TSA Gives Up On GA Security Plan

  • E-Mail this Article
  • View Printable Article
  • Text size:

    • A
    • A
    • A

Image: NBAA

Image: NBAA

The Transportation Security Administration has withdrawn its proposal to establish a security program that would have affected private and corporate aircraft operators, the agency said on Friday. The agency had proposed the “Large Aircraft Security Program” in 2008, suggesting operators of GA aircraft that weigh more than 12,500 pounds should be required to implement security programs, vet their crews and check passengers against federal watch lists. The TSA held a series of public meetings and reviewed more than 7,000 comments from the public that were submitted in response to the Notice of Proposed Rulemaking. On Friday, the TSA said that based on all of the information they received, and “a re-evaluation of the proposal in light of risk-based principles,” they have decided to abandon the effort.

Nobuyo Sakata, AOPA’s director of aviation security, said the GA community’s active opposition to the plan was key to the TSA’s decision to withdraw the proposal. AOPA said in a statement they will continue to actively participate in the Aviation Security Advisory Committee and work cooperatively with the TSA to address security concerns and improve other security programs such as the DCA Access Standard Security Program for Ronald Reagan Washington National Airport and the Alien Flight Student Program. NBAA, GAMA and EAA also lobbied against the proposal.

Comments (6)

A temporary victory over a solution in search of a problem.

Posted by: YARS (Tom Yarsley) | March 20, 2018 1:55 PM    Report this comment

A first step. Now it is time to include pt 135 operators in eliminating these TSA rules that do nothing for security, but add a lot of paperwork and cost headaches.

Posted by: matthew wagner | March 20, 2018 4:17 PM    Report this comment

Govern]nment should go for low hanging fruit instead... Cant tell you how many airports have NEVER rotated gate codes that are either the runway heading, CTAF frequency, and yes.... on airport has code 1-2-3.

Basics like a good fence and decent locks.

Posted by: David Welch | March 20, 2018 8:23 PM    Report this comment

Government should go for low hanging fruit instead... Can't tell you how many airports have NEVER rotated gate codes that are either the runway heading, CTAF frequency, and yes.... one airport has code 1-2-3.

Basics like a good fence and decent locks.

Posted by: David Welch | March 20, 2018 8:25 PM    Report this comment

TSA adds nothing for security as far as GA is concerned. It should be kept out of 91 and 135 operations entirely.
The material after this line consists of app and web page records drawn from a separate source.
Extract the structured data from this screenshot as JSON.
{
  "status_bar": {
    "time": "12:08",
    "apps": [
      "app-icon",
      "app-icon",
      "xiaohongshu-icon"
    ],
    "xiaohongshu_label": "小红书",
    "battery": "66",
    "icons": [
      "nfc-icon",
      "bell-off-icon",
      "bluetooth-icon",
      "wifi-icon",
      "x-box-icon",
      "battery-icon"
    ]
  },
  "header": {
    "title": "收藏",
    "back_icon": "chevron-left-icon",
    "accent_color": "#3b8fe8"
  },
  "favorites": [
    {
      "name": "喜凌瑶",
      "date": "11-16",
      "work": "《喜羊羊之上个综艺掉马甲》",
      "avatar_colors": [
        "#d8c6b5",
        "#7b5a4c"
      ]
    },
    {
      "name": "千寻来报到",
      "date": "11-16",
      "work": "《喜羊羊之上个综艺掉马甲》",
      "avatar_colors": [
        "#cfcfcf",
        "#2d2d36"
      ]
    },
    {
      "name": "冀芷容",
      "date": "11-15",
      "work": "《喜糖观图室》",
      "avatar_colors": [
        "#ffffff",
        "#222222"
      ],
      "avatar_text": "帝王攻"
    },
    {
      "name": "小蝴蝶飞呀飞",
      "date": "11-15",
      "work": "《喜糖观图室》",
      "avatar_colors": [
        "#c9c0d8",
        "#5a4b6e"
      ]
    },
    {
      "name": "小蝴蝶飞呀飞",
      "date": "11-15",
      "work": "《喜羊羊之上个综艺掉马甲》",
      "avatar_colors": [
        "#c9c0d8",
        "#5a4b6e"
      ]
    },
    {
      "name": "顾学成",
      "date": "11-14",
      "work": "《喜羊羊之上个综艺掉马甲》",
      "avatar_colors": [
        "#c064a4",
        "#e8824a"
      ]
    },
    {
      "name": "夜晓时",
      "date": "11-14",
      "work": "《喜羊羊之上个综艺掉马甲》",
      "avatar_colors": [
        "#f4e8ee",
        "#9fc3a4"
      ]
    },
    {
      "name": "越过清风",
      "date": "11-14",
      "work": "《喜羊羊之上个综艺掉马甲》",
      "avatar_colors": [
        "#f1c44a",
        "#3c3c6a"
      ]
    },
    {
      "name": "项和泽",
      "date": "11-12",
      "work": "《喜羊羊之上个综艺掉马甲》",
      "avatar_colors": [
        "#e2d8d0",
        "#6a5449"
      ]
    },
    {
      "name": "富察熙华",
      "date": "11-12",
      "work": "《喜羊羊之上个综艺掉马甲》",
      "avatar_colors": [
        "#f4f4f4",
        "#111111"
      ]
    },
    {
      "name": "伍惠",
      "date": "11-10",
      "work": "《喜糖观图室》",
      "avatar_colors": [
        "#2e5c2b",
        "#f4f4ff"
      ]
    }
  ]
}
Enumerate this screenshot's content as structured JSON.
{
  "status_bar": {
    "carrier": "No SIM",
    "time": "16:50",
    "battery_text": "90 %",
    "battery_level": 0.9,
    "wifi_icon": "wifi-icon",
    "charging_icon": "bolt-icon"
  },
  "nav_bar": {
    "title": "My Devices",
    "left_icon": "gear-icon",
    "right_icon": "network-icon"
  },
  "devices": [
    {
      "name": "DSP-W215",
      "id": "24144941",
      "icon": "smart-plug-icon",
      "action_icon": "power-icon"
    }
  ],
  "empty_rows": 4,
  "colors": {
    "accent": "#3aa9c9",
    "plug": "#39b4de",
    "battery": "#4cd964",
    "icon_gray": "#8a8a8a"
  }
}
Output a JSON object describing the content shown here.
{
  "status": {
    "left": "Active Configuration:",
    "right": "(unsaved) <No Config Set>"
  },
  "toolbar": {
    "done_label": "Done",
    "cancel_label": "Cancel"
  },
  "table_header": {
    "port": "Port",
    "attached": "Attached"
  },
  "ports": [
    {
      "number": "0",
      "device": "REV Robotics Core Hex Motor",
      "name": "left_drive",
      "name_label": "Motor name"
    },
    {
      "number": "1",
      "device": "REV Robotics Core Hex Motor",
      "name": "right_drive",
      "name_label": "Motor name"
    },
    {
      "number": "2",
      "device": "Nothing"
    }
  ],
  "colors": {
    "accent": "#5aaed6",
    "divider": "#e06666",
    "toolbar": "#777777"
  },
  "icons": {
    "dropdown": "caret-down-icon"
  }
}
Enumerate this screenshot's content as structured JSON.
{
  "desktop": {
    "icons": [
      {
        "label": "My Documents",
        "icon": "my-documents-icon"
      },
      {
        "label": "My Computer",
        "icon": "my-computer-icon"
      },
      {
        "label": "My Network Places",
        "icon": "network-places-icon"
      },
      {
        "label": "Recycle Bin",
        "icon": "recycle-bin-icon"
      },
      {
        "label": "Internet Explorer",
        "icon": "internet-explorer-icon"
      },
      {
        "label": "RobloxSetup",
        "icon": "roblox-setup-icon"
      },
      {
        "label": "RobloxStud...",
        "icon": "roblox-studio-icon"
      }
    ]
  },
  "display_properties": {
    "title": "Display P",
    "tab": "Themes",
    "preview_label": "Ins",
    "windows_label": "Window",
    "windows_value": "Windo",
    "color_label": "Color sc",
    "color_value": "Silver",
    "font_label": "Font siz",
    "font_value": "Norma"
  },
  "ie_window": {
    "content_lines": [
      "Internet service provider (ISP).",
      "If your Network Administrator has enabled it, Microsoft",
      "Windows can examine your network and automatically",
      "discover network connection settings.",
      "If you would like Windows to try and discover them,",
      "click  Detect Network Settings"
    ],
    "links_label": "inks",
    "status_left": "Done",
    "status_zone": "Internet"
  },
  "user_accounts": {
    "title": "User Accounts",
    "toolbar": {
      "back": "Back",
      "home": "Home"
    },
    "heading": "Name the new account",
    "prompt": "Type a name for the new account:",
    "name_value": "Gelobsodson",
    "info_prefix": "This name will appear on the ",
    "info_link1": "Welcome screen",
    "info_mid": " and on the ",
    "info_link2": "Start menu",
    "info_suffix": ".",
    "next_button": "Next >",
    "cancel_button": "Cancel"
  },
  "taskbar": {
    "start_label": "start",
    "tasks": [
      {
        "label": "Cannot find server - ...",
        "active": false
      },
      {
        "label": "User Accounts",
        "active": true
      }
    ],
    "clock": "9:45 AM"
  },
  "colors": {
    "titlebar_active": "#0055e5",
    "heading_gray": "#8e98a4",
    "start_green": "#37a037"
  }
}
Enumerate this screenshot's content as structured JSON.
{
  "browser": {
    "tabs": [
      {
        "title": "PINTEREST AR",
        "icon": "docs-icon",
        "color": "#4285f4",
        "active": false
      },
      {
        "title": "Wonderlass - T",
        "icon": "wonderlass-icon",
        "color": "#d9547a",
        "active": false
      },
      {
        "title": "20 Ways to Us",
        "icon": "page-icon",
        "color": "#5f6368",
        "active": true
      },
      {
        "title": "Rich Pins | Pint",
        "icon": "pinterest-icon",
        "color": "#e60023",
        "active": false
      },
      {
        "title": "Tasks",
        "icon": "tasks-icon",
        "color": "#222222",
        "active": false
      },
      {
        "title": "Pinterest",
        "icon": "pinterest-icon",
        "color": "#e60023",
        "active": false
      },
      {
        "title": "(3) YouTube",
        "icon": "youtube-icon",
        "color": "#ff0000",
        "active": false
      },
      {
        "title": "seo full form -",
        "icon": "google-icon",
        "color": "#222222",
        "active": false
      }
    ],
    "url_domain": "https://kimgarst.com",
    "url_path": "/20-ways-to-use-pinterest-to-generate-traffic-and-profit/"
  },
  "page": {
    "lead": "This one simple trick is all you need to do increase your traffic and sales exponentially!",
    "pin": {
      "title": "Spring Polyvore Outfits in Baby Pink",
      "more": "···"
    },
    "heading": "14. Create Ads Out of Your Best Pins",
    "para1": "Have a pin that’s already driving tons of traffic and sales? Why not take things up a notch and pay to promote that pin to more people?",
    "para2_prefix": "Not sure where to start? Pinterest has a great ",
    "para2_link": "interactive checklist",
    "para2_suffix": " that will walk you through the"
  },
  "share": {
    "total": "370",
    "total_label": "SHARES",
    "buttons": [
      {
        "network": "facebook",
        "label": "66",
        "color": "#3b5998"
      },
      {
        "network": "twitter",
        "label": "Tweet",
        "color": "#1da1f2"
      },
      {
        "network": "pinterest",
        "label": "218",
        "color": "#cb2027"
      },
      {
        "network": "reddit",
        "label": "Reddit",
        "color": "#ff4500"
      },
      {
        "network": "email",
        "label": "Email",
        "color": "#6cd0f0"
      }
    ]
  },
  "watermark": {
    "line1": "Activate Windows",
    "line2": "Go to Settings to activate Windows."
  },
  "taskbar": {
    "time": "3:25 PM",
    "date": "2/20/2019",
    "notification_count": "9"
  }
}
I once landed at Yakutat Alaska and had a meal at the on-field restaurant. On returning to the aircraft I fould the door locked. The one person there, the restaurant owner who was staffing the place apologetically said to me "They (TSA) now make me do this. I have to go to the door and make sure whomever I let out there, including you, who flew in on your own aircraft, is not a terrorist while they, all six of the, sit around on their lazy butts doing nothing."

There were indeed six TSA staff doing nothing at an airport that for the time I was there had novisible passenger traffic. I could not see any reason TSA was there, in the middle of nowehere, guarding or securing nothing. Maybe they were concerned some disgruntled moose might get on board some aging DC3 and try to blow it up. This happened in a state that until recently had a regulation REQUIRING the carrying of a firearm on flights in the state. I had a .30 cal rifle on board. Now what was TSA going to do about that?

Posted by: FILL CEE | March 21, 2018 12:26 PM    Report this comment

The TSA adds nothing overall really, even for 121 operators. I try to explain this to people, but very few people understand.

Prior to 9/11, for better than 3 decades, when an airplane was hijacked people were told (by the crew / everyone) to sit down, shut up, and don't antagonize the hijackers. Eventually the plane would have to land and the hijackers would be killed or arrested. The (hostage / crew) chance for survival was not terrible at all in that situation. The crews were all told to comply and placate as much as was possible. So, as a consequence, when 9/11 happened, everybody did exactly what they had been told for decades not knowing what the nutters planned on doing: They sat down, shut up, and waited.

If you tried that crap today nobody, and I mean nobody except for the infirm or small children, would sit still. Any terrorist nutter would find themselves being attacked by everyone even if they claimed to have a bomb. I'm surprised the last couple terrorists made it to the ground alive honestly, and say those people had great restraint in subduing the terrorists because I'm not sure I'd be willing to take the chance they might get loose.

That's why Al-Qaeda made sure all the attacks happened close to the same time on the same day. They knew it was a one-off scenario, that it could never be repeated, because everyone would change how they responded minutes after they found out what was going on. Honestly they didn't even have to armor the door to the cockpit, because today anyone trying that crap is lucky to make it to the ground alive.

End security theater, people will not sit still anymore. They will attack even if it costs them their lives.

Posted by: Joe Servov | March 22, 2018 1:57 PM    Report this comment

Add your comments

Log In

You must be logged in to comment

Forgot password?


Enter your information below to begin your FREE registration